Tommy returns to 10th and Wolf, his true home, and rekindles his friendship with Joey. But once in tight with him, Tommy's values toward family and friends comes creeping up. That he cares deeply for Joey is all too evident; he may even care more for Joey than he does his own brother, something that is touched on in the film.
In the end, Tommy has to make a tough decision that is supposed to save his brother, but put Joey in harms way. Not willing to let Joey go through the danger alone, Tommy accompanies him into an explosive situation, only to learn that his brother Vincent's mortal coil may have been shed already.
Although fairly predictable, the story has some wonderful acting moments. Giovanni Ribisi was flawless as the cocky start-up Joey. Every scene he was in felt electrified. There's one in particular that stands out. It is where he and Tommy stand near a fence toward the end of the film and Joey speaks of trust and those who wear wires for "the good guys." It is a very touching and dangerous moment, because the audience doesn't know if Joey is going to kill Tommy or if his cold heart actually has a place for Tommy in it.
That there aren't any "big bosses" around adds a tension to the flick that is often lacking in other more gratuitously violent mafioso movies.
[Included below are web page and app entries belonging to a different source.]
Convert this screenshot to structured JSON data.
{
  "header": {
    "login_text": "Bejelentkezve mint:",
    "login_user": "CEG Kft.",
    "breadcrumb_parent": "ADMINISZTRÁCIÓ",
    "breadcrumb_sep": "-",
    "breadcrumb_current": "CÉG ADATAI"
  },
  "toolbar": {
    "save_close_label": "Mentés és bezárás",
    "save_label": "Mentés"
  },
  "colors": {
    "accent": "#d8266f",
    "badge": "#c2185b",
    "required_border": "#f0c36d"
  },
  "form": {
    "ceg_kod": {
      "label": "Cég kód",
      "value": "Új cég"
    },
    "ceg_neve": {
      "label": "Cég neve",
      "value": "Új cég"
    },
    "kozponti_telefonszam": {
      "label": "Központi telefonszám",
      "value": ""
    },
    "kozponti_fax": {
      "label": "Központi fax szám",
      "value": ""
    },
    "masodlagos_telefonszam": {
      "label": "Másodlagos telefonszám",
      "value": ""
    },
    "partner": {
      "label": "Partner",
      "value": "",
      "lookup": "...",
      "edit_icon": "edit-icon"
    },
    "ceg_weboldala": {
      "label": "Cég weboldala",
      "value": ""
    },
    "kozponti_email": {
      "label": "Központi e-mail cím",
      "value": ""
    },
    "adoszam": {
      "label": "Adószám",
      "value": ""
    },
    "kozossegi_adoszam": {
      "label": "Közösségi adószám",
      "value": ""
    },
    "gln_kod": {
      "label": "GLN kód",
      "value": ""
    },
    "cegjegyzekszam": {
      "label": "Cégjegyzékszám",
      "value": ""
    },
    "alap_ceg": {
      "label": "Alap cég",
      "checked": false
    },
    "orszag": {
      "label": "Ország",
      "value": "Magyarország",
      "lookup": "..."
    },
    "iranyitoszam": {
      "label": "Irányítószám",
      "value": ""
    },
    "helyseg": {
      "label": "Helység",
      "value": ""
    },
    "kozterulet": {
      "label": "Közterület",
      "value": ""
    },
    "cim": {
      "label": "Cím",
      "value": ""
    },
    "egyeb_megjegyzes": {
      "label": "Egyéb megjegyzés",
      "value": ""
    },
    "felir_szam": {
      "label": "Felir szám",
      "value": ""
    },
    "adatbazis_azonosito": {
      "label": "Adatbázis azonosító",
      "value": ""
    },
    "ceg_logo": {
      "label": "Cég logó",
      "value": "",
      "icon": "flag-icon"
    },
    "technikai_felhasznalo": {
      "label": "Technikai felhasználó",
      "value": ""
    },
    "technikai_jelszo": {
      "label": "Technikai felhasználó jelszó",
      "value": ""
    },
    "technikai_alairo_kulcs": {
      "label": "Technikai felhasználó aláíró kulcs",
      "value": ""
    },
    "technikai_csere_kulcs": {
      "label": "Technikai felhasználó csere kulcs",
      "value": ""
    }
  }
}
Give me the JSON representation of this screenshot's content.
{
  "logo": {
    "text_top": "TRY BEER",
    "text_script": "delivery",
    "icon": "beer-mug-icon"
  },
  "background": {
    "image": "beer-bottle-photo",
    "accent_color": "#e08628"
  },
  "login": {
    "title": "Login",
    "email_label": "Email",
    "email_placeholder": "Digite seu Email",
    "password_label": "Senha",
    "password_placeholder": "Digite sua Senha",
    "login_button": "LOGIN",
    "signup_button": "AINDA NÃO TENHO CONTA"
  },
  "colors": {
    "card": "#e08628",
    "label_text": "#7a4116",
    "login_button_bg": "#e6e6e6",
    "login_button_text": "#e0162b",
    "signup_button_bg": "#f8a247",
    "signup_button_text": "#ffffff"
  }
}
Joey and another small time crook are trying to become godfathers of their own in the small community, and it is their battles with the past, as much as with each other, that makes this film stand out above its predecessors.